My observations in following Woods’ career lead to a similar perspective about how far he outdistances other professional golfers, many others share this view. Golf analyst John Feinstein (2008) made the following argument:
Maybe they should make Tiger Woods start playing with one hand tied behind his back. After all, he proved that he’s better than everyone else in the world playing on one leg. Maybe the next step is to make him prove he can win playing with one hand. A few years ago, when the PGA Tour came out with the slogan, "These Guys Are Good," a number of players suggested it be rewritten to say, "These Guys Are Pretty Good, But This One Guy Is Great."
In this vein, two announcers for the Golf Channel, Kelly Tilghman and Nick Faldo, provided some on-air "advice" for golf’s elites, whose combined performances are rarely enough to beat Woods. Faldo (a golfer himself) said that the upcoming players should "gang up" on Woods to beat him at his game. Tilghman then advised PGA Tour players that the only way to prevent Woods from winning virtually every tournament would be for the players to "lynch him in a back alley" (Sirak 2008).

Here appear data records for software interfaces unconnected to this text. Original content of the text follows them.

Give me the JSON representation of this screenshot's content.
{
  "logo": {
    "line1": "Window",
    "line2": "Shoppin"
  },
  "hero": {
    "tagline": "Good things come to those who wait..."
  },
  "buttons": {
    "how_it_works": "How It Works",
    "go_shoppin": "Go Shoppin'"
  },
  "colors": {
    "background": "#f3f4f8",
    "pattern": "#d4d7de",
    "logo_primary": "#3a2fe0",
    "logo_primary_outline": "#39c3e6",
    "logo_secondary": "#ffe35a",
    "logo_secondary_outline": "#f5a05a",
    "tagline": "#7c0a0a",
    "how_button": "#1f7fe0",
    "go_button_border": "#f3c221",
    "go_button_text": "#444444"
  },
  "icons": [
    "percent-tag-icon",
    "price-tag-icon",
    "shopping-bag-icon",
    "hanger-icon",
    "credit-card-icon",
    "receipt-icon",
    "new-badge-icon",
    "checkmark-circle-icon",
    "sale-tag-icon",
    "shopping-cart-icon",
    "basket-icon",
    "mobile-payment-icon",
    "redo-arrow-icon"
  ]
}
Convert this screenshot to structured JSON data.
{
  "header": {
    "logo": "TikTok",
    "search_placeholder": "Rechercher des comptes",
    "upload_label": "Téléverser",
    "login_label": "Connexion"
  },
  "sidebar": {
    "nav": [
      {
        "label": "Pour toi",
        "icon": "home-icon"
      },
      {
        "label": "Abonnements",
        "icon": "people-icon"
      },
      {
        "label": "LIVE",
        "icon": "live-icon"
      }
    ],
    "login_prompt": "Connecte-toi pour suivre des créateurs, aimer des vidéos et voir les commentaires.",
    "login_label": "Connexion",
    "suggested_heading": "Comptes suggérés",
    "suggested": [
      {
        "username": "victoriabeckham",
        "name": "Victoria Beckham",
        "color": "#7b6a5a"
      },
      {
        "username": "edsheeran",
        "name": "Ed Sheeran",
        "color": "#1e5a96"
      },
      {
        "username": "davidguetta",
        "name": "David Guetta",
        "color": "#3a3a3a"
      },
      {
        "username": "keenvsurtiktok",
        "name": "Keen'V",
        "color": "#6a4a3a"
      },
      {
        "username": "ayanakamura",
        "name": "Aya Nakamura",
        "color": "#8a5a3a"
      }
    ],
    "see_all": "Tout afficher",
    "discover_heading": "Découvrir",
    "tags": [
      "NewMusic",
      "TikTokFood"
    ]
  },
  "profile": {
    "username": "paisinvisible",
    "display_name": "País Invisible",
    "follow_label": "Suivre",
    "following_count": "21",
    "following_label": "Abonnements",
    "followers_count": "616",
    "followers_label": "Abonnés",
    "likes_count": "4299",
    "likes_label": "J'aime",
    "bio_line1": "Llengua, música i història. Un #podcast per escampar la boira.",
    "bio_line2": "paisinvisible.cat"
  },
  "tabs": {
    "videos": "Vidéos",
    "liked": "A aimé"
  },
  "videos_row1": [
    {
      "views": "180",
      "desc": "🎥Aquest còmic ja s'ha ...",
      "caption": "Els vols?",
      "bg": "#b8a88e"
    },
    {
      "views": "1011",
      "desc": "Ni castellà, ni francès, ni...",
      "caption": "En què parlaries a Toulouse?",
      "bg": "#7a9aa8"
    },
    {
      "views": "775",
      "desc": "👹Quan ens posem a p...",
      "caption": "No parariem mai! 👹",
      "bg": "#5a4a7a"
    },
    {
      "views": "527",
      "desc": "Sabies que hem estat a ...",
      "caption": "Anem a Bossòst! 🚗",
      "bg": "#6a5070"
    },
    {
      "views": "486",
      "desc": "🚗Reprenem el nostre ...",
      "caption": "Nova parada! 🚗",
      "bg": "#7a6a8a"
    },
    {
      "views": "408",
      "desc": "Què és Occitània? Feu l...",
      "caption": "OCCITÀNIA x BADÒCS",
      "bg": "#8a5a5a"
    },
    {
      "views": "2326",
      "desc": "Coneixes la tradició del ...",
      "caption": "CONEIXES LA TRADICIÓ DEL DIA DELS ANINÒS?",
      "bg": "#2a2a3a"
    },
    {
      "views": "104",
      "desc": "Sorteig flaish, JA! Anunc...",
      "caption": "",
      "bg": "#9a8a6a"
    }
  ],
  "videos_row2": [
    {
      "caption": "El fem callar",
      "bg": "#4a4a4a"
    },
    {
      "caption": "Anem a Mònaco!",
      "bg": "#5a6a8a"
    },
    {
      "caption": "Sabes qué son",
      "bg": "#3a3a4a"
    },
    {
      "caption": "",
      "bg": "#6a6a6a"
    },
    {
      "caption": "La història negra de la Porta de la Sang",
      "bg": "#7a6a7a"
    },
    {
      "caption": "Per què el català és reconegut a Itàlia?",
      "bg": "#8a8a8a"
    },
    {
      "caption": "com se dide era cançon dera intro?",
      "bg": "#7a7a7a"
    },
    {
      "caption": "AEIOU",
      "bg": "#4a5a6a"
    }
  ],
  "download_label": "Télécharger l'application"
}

It is of little importance at the individual level whether Tilghman’s remark was intended as racist by her or interpreted as such by him. Enough has been said about this already, including Wood’s own statement that he did not take her comment as racist and that he did not think there was any ill intent (Associated Press 2008). Regardless, such a remark is offensive within the larger African American civil society in that there is a 200-year history of racial lynching against mainly African American men for any number of "reasons," including (most often) any indication of their interest in or relationships with white women (Johnston 1970). Extending the analysis further, scholars of lynching note that it was primarily a tool of social control, a way to remind all African Americans of their subordinate place in the social, political economy of the United States (Davis 1983; Patterson 1998; Hattery and Smith 2007). Lynching was a mechanism for controlling "uppity Negroes" who threatened the social order. In this context, the exchange between Tilghman and Faldo is illustrative of the sheer dominance of Woods’ play and the threat of his dominance to the social order of golf, a sport that remains dominated by white men with upper class privilege.
My attempt at explaining Tiger Wood’s dominance in golf uses reversal theory, which is most often referenced to the work of Michael Apter (1989). According to Apter’s work, reversal theory explains individual behavior; it is framed in three states:
In Apter’s work, we find that the core of the theory involves individual motivation and the structure of mental life. For Woods, this means-and it has been corroborated-that mentally, he, more than other golfers, can focus on the task at hand, letting nothing bother or upset his concentration. Another aspect of this theory of the structure of mental life is the ability to craft a deep desire from a basic social-psychological standpoint to (over)value winning. This desire is connected to the emotions (some of which we see in Woods when his opponents get too close), and, finally, to the way in which Woods views the world-that is, seeing the world in his own particular way. I would frame this as a positive myopia.
This is an excerpt from Sociology of Sport and Social Theory, edited by Earl Smith.